***** EXTRACTED ENTRIES *****

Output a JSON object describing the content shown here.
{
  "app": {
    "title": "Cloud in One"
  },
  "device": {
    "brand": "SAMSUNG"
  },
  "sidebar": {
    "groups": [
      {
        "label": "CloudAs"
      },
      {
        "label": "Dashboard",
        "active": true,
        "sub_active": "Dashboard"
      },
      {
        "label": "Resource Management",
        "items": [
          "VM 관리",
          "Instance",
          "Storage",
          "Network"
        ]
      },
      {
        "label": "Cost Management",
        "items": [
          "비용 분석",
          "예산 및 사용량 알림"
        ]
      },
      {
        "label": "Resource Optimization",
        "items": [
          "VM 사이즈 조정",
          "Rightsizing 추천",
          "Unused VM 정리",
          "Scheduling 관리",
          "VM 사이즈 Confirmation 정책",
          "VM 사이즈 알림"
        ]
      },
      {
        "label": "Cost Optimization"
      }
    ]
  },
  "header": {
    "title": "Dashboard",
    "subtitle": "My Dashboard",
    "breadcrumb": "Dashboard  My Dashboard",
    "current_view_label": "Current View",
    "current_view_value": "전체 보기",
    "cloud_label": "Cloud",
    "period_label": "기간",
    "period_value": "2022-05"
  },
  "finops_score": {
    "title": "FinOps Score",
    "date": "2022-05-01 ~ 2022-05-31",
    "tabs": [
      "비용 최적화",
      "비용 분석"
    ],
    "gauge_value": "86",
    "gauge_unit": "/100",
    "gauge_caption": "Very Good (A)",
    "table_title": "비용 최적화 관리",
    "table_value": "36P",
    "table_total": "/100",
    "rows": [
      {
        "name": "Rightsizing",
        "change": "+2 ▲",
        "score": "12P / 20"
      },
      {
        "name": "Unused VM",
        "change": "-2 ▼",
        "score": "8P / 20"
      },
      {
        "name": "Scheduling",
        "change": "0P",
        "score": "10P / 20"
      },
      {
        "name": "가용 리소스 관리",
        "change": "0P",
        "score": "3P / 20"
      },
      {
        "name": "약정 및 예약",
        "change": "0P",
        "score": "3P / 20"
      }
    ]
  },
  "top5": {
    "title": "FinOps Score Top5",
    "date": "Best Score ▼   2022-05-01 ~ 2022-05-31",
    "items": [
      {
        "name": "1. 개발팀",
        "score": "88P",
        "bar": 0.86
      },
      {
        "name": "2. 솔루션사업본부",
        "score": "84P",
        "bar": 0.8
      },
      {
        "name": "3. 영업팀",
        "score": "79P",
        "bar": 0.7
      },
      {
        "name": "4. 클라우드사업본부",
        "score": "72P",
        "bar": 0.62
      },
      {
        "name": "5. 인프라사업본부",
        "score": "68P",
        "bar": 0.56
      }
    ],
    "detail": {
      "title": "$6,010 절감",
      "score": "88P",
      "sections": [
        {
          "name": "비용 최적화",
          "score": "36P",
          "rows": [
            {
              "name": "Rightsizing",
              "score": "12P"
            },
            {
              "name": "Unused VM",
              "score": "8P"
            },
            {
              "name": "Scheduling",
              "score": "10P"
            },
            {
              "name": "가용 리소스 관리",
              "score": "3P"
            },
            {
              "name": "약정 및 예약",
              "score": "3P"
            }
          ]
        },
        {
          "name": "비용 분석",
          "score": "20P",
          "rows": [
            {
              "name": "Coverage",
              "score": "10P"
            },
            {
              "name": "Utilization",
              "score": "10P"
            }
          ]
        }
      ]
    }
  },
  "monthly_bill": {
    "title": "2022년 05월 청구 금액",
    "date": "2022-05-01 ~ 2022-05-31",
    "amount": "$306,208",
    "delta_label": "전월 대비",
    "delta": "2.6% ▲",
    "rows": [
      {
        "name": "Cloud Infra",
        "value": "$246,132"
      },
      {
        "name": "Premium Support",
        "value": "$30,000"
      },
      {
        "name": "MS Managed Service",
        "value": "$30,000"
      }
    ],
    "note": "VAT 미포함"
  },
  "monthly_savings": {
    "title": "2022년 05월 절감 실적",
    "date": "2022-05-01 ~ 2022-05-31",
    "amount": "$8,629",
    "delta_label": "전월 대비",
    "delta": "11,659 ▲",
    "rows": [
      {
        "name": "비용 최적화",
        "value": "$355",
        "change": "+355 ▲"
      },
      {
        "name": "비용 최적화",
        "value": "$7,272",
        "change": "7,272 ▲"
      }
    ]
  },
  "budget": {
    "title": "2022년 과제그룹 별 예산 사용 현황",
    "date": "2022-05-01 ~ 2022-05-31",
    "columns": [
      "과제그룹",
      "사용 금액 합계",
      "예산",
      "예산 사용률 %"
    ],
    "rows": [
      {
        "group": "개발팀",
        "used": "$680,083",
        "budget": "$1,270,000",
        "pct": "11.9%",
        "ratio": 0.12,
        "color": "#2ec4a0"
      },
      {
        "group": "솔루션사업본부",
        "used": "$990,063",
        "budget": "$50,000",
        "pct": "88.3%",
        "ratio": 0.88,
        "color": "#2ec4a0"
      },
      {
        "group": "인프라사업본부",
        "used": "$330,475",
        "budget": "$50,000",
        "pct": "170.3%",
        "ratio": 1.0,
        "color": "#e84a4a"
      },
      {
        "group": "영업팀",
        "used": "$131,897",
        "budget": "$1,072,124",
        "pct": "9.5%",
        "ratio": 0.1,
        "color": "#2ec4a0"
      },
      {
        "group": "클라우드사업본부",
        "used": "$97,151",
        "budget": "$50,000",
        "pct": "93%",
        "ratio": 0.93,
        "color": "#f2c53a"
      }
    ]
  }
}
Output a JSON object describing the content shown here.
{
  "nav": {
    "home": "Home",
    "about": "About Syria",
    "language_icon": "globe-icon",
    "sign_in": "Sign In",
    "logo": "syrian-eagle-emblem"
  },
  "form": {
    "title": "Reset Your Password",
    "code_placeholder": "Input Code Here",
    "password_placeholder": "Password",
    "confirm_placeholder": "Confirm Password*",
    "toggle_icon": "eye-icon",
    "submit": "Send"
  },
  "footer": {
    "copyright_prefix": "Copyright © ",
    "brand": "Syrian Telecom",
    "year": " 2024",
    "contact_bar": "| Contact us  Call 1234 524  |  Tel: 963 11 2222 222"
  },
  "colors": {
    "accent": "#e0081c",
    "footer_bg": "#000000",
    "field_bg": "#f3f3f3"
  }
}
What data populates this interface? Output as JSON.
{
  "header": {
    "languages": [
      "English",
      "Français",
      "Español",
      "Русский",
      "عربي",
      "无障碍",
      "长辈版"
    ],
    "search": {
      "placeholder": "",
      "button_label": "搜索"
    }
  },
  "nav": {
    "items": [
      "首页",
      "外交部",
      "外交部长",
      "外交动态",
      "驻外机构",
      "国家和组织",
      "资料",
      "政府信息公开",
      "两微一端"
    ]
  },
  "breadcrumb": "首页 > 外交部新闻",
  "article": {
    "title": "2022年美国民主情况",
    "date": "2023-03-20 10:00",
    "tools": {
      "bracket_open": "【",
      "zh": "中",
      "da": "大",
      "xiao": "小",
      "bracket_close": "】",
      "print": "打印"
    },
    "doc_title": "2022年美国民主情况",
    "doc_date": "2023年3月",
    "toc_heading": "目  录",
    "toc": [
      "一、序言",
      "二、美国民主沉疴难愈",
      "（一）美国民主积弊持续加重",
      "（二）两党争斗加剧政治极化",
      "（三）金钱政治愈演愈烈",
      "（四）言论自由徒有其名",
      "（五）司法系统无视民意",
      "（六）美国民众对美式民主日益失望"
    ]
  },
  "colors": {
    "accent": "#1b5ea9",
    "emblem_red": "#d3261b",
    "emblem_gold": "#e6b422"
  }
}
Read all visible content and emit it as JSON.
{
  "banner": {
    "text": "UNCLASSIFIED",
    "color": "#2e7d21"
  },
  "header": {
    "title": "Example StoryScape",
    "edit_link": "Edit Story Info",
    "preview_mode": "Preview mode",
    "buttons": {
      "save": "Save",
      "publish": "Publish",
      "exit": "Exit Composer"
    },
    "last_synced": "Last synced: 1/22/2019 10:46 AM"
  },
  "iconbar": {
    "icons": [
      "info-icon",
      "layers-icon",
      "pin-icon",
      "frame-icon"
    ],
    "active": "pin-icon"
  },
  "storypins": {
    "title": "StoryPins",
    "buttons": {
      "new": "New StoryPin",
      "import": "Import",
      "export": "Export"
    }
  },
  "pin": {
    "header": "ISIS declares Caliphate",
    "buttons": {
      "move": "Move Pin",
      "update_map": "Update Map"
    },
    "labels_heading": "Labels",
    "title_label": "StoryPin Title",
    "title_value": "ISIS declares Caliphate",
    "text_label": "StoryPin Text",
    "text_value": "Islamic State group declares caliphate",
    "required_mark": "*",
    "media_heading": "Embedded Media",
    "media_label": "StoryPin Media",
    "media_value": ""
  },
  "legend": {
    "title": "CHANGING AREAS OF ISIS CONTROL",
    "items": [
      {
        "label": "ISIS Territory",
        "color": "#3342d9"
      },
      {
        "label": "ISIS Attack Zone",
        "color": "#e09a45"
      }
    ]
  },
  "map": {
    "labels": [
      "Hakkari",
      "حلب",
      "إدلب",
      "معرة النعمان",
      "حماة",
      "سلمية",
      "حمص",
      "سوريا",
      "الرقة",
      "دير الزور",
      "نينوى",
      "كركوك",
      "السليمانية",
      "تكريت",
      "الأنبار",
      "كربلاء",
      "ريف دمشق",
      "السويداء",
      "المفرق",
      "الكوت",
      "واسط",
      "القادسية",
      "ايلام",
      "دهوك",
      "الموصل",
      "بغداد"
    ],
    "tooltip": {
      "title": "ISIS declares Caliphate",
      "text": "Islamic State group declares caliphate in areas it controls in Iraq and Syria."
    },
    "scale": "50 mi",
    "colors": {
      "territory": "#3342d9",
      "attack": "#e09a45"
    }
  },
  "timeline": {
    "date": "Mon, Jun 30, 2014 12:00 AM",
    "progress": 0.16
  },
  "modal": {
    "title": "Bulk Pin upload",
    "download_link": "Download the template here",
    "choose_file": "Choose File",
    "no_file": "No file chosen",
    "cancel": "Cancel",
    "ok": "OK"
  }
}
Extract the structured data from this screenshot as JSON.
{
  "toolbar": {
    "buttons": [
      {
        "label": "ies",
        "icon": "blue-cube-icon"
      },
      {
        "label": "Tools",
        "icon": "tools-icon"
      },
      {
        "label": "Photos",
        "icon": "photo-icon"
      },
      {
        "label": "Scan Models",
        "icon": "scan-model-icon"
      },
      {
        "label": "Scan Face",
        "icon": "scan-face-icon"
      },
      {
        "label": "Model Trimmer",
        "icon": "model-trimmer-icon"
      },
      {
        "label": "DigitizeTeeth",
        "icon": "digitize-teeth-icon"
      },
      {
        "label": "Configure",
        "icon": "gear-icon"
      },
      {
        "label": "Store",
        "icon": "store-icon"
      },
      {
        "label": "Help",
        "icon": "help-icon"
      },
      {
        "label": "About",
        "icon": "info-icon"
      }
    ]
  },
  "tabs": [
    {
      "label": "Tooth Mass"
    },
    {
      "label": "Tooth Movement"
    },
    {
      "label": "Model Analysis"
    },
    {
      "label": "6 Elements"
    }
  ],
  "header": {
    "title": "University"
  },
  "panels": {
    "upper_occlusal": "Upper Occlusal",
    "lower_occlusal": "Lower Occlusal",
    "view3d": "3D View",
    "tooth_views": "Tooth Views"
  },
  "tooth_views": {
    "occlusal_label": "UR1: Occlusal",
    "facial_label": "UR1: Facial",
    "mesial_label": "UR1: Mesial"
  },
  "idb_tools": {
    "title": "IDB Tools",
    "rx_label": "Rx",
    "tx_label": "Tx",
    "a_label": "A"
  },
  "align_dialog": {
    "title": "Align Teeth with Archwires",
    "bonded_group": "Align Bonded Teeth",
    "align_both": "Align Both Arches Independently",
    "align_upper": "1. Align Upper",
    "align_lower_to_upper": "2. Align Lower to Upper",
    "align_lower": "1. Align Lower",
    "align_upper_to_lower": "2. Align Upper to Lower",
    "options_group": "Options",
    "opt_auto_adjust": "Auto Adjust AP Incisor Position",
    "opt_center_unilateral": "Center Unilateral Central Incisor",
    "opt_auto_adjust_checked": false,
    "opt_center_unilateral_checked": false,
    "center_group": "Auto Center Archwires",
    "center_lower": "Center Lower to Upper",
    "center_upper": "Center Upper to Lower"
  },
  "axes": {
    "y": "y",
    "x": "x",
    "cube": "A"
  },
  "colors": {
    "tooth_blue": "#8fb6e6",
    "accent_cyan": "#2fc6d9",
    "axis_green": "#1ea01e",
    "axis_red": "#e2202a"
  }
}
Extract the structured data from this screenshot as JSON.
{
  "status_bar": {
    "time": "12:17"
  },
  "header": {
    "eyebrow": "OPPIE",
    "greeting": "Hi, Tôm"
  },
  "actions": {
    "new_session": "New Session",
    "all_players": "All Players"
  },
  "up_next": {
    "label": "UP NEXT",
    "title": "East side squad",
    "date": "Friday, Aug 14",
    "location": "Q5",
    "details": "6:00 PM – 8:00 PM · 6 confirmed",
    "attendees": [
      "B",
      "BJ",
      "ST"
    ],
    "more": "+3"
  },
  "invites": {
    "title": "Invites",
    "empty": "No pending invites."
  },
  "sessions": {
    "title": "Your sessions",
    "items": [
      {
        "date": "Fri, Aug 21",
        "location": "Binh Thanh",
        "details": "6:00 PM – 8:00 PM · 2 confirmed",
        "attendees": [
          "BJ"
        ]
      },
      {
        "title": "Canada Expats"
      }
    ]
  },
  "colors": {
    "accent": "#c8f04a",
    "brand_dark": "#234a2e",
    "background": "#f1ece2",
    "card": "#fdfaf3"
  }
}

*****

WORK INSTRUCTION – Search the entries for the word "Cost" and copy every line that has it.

ANSWER SPACE –
        "label": "Cost Management",
        "label": "Cost Optimization"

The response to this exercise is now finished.